A. Is whatever ever cost-free?
Learning about shortage in the first week of lectures, I realized that scarcity could just be the most important notion of economics. It really is what hard drives everyone around the globe. Their wishes and wants are supported by the shortage of assets in the world. To ensure that someone to attain something, a transaction needs to occur. Basically, an exchange. From the classes, we learned to not the actual money since economics is not about the money. It really is about how individuals react to bonuses. Everyone wants to profit, not merely through money. To income, we need to give something as a swap. This begs the question "Is anything ever before free? "

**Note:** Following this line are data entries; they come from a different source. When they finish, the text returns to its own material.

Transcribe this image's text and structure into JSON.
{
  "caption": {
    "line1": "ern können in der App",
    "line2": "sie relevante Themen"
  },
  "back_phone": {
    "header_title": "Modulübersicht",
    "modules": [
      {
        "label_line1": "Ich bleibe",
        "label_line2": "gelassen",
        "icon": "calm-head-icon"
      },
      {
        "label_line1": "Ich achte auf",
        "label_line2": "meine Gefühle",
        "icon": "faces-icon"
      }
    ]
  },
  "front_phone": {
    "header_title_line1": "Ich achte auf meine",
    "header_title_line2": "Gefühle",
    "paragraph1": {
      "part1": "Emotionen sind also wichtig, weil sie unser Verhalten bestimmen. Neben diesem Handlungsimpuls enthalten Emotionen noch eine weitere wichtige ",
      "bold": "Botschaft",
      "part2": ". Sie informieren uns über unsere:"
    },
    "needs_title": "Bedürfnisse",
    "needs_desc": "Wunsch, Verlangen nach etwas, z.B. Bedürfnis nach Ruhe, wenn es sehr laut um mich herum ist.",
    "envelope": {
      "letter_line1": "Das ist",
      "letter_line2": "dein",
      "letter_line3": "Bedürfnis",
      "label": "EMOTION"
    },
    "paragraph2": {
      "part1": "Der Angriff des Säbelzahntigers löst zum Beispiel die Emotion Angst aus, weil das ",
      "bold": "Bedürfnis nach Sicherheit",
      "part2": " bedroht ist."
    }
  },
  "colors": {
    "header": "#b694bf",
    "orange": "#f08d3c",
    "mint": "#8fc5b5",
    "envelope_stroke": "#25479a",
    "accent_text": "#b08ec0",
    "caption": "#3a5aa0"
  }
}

In my personal opinion, I really believe that nothing at all in life can be free. Buying school items this summer, I actually obtained a whole lot of "free" items, but I had to make an initial buy that continue to costs me personally money to obtain that one "free" item. Whether or not there were not any initial acquisitions, there might still be stipulations that one should abide to to get that "free" item.
However, "free upgrade" to Glass windows 10 is not actually free. First of all, you would need a legitimate backup of either Windows 7 or Windows 8. You can't just go download Glass windows 10 and install it on a new PC without spending some cash. Windows likewise changed how a operating system performs. It's mixed into Microsoft's ecosystem of services, that are a strong emphasis in this new version of Windows. Cortana ramps up Bing's market share with every search. OneDrive backs everything to the cloud, and of course extra storage area needs to be bought. The Video, Music, and Xbox 360 apps inspire purchases through Microsoft. The free Office apps encourage paid Business office 365 subscriptions to unlock full functionality....
... be too hard for a few consumers. A walk through the supermarket will be able to tell you that we get sections of grocery stores carved to specialty environment items, that is not exactly a bad thing, however it shows that environmentally friendly items are certainly not treated similar to their classical counterparts. Even if the products are readily available, or this saves profit the long-run, people tend not to often think far in advance when making alternatives. A key thought in how consumers make most decisions is the level to which they balance short-term costs and benefits versus long-term costs and benefits.
To sum all of it up I really believe that eco-friendly products continue to be not generally accepted certainly not because customers do not attention, but mainly because these products are not the best option obtainable. The companies making them will need to adopt a more consumer-oriented program that works best for everyone.